An identical copy of all records below is to be written out.

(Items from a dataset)
========================================================================

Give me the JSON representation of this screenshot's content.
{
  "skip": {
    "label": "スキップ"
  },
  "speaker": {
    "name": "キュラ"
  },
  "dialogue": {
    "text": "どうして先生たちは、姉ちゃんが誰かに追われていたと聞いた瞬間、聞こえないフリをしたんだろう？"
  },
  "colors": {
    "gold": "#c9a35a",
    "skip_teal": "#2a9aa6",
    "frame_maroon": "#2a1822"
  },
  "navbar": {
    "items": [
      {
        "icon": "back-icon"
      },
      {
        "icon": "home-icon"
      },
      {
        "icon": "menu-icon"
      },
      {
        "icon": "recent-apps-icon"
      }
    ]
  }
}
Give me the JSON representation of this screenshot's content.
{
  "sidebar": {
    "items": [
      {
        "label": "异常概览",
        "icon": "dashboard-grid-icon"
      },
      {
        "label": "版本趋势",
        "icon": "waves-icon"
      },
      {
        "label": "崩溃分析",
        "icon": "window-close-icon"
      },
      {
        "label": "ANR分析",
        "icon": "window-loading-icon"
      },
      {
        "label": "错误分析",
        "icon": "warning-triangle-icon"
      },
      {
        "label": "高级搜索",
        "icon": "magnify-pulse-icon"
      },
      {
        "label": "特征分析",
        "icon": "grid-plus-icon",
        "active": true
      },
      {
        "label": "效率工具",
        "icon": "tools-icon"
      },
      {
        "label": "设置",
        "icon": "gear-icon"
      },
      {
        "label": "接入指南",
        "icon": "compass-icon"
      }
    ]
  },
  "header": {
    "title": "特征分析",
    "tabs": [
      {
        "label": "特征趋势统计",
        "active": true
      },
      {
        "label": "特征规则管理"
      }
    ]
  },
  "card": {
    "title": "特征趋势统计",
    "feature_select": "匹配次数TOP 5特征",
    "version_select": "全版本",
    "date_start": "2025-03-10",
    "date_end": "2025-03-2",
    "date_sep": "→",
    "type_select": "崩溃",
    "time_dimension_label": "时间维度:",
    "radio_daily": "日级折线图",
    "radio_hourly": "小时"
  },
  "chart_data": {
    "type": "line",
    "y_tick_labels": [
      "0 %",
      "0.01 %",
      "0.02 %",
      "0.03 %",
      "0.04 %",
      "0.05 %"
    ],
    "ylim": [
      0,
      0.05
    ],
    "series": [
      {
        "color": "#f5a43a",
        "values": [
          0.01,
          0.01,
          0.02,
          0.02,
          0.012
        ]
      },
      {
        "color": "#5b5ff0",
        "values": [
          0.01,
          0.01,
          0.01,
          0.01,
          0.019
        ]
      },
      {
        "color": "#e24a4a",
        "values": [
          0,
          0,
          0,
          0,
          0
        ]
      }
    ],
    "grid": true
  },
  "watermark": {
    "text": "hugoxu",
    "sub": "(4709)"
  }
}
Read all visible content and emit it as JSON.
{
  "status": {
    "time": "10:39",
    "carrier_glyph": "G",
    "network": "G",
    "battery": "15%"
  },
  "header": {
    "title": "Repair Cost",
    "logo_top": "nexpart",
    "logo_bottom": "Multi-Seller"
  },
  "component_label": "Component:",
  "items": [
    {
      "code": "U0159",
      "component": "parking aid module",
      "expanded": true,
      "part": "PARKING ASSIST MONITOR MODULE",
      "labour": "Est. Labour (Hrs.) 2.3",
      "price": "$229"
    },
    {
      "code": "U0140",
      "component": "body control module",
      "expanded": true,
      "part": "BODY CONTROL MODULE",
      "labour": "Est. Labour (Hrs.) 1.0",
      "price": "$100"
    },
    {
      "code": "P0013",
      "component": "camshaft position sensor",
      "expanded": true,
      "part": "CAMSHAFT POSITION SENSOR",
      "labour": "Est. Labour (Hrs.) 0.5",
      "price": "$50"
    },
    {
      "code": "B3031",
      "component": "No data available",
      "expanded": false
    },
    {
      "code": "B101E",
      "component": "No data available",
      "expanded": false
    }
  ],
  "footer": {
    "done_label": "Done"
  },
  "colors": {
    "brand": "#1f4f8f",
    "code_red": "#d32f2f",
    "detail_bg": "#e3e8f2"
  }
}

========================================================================

Answer below:
Give me the JSON representation of this screenshot's content.
{
  "skip": {
    "label": "スキップ"
  },
  "speaker": {
    "name": "キュラ"
  },
  "dialogue": {
    "text": "どうして先生たちは、姉ちゃんが誰かに追われていたと聞いた瞬間、聞こえないフリをしたんだろう？"
  },
  "colors": {
    "gold": "#c9a35a",
    "skip_teal": "#2a9aa6",
    "frame_maroon": "#2a1822"
  },
  "navbar": {
    "items": [
      {
        "icon": "back-icon"
      },
      {
        "icon": "home-icon"
      },
      {
        "icon": "menu-icon"
      },
      {
        "icon": "recent-apps-icon"
      }
    ]
  }
}
Give me the JSON representation of this screenshot's content.
{
  "sidebar": {
    "items": [
      {
        "label": "异常概览",
        "icon": "dashboard-grid-icon"
      },
      {
        "label": "版本趋势",
        "icon": "waves-icon"
      },
      {
        "label": "崩溃分析",
        "icon": "window-close-icon"
      },
      {
        "label": "ANR分析",
        "icon": "window-loading-icon"
      },
      {
        "label": "错误分析",
        "icon": "warning-triangle-icon"
      },
      {
        "label": "高级搜索",
        "icon": "magnify-pulse-icon"
      },
      {
        "label": "特征分析",
        "icon": "grid-plus-icon",
        "active": true
      },
      {
        "label": "效率工具",
        "icon": "tools-icon"
      },
      {
        "label": "设置",
        "icon": "gear-icon"
      },
      {
        "label": "接入指南",
        "icon": "compass-icon"
      }
    ]
  },
  "header": {
    "title": "特征分析",
    "tabs": [
      {
        "label": "特征趋势统计",
        "active": true
      },
      {
        "label": "特征规则管理"
      }
    ]
  },
  "card": {
    "title": "特征趋势统计",
    "feature_select": "匹配次数TOP 5特征",
    "version_select": "全版本",
    "date_start": "2025-03-10",
    "date_end": "2025-03-2",
    "date_sep": "→",
    "type_select": "崩溃",
    "time_dimension_label": "时间维度:",
    "radio_daily": "日级折线图",
    "radio_hourly": "小时"
  },
  "chart_data": {
    "type": "line",
    "y_tick_labels": [
      "0 %",
      "0.01 %",
      "0.02 %",
      "0.03 %",
      "0.04 %",
      "0.05 %"
    ],
    "ylim": [
      0,
      0.05
    ],
    "series": [
      {
        "color": "#f5a43a",
        "values": [
          0.01,
          0.01,
          0.02,
          0.02,
          0.012
        ]
      },
      {
        "color": "#5b5ff0",
        "values": [
          0.01,
          0.01,
          0.01,
          0.01,
          0.019
        ]
      },
      {
        "color": "#e24a4a",
        "values": [
          0,
          0,
          0,
          0,
          0
        ]
      }
    ],
    "grid": true
  },
  "watermark": {
    "text": "hugoxu",
    "sub": "(4709)"
  }
}
Read all visible content and emit it as JSON.
{
  "status": {
    "time": "10:39",
    "carrier_glyph": "G",
    "network": "G",
    "battery": "15%"
  },
  "header": {
    "title": "Repair Cost",
    "logo_top": "nexpart",
    "logo_bottom": "Multi-Seller"
  },
  "component_label": "Component:",
  "items": [
    {
      "code": "U0159",
      "component": "parking aid module",
      "expanded": true,
      "part": "PARKING ASSIST MONITOR MODULE",
      "labour": "Est. Labour (Hrs.) 2.3",
      "price": "$229"
    },
    {
      "code": "U0140",
      "component": "body control module",
      "expanded": true,
      "part": "BODY CONTROL MODULE",
      "labour": "Est. Labour (Hrs.) 1.0",
      "price": "$100"
    },
    {
      "code": "P0013",
      "component": "camshaft position sensor",
      "expanded": true,
      "part": "CAMSHAFT POSITION SENSOR",
      "labour": "Est. Labour (Hrs.) 0.5",
      "price": "$50"
    },
    {
      "code": "B3031",
      "component": "No data available",
      "expanded": false
    },
    {
      "code": "B101E",
      "component": "No data available",
      "expanded": false
    }
  ],
  "footer": {
    "done_label": "Done"
  },
  "colors": {
    "brand": "#1f4f8f",
    "code_red": "#d32f2f",
    "detail_bg": "#e3e8f2"
  }
}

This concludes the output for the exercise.